    Starter themes for Ascension: the dynamic of worship (Jesus the leader of the liturgy), the dynamic of mission (Jesus the apostle), advocacy (“Who is to condemn? It is Christ Jesus who died, yes, who was raised, who is at the right hand of God, who indeed intercedes for us”), the vindication of the way of Jesus Christ (“Sit at my right hand until I make your enemies your footstool”), presence (“I am sending upon you what my Father promised”), glory (“When I saw him, I fell at his feet as though dead”), just to name a few.

    Why is Ascension ignored? My two cents is that its significance is not grasped. For me personally, I never thought much about it until the commencement speaker at my graduation (Dr. Bruce Waltke–bless him) pretty much chastised our school for failing to mention it in our statement of faith, much less celebrate it with worship. He reminded us that Psalm 110 was cited no less than 24 times in the New Testament, and that the Ascension is integral to the theology of the church–without it the resurrection is incomplete.

    Two other books I have found profitable regarding the Ascension are Douglas Farrow’s “Ascension and Ecclesia” and Gerrit Dawson’s “Jesus Ascended.”

  • Ray

    Here’s a clip I enjoy using when teaching on the theological significance of the Ascension in the unfolding drama of salvation history. Though not a perfect analogy, the allegorical tie-in should be obvious:

  • danaames

    A bit dismayed that Ascension in the west has been shifted to the Sunday following. The 40-day connection and significance becomes obscured.


  • LexCro

    Great post, Scot. I’ve definitely got to grab this book! With respect to Christ’s Ascension, it’s important for us to realize that Christ ascends to the right hand of the Father. Through His ascension, Jesus is rightfully and bodily installed as the the King of all that is. In grasping this, we better apprehend Jesus’ lordship. Jesus ascension back to the Father completes His circuit, with him having willfully laid down His divine prerogatives in His incarnation and earthly ministry, and via the ascension, having taken them up again.

    The link between Jesus’ ascension and the Holy Spirit’s descent is powerful and it is pivotal for what transpires in Acts 1:1-11. Briefly, the ascent-descent dynamic means that believers relate to the ascended Christ in and through the Spirit, with the Spirit mediating Christ’s presence. Also, Christ is reigning in and through His Church via the Spirit into the which the Church has been baptized. A powerful result of all this is that the Spirit extends Christ’s presence, ministry, and lordship in a way that Christ Himself could not do bodily. I believe this is why Jesus is so excited over His own departure when he said,

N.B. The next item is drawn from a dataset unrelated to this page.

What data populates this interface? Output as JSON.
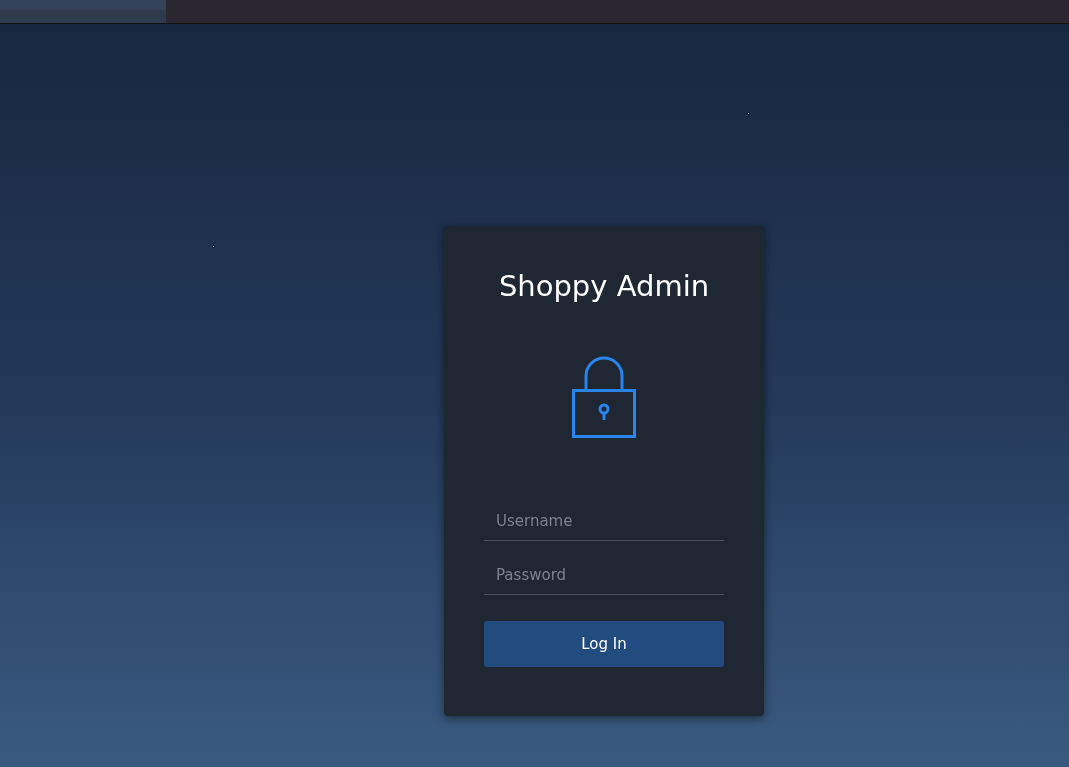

    “Nevertheless I tell you the truth: it is to your advantage that I go away, for if I do not go away, the Advocate will not come to you; but if I go, I will send him to you.” (Jn. 16:7)

    Also, I think the Spirit’s extension of Jesus’ presence, ministry, and lordship clues us into this statement from Jesus:

    “Truly, truly, I say to you, whoever believes in me will also do the works that I do; and greater works than these will he do, because I am going to the Father.

    (Jn. 14:12)

    In the second statement, Jesus doesn’t mean that the Church’s ministry will be qualitatively “better” than His. The servant is not greater than the Master! However, the Church’s ministry has been “greater” in the sense that–because of Christ’s reign in and through the Spirit-filled Church–it has gone far beyond what Christ could do bodily in a geographically- and culturally-bound setting. This is not done in spite of Christ, but because of Him and for Him, albeit by relating to Him in a radically different way–in and through the Holy Spirit.

  • Aaron Perry

    Thanks, Scot, for this post. I love the affirmation that the ascension gives to the cross. It affirms the cross not as a kind of injustice that God reverses, but as the truly faithful life that God completely validates and vindicates. I am always challenged to seek the cross as the route to the ascension rather than the ascension without the cross.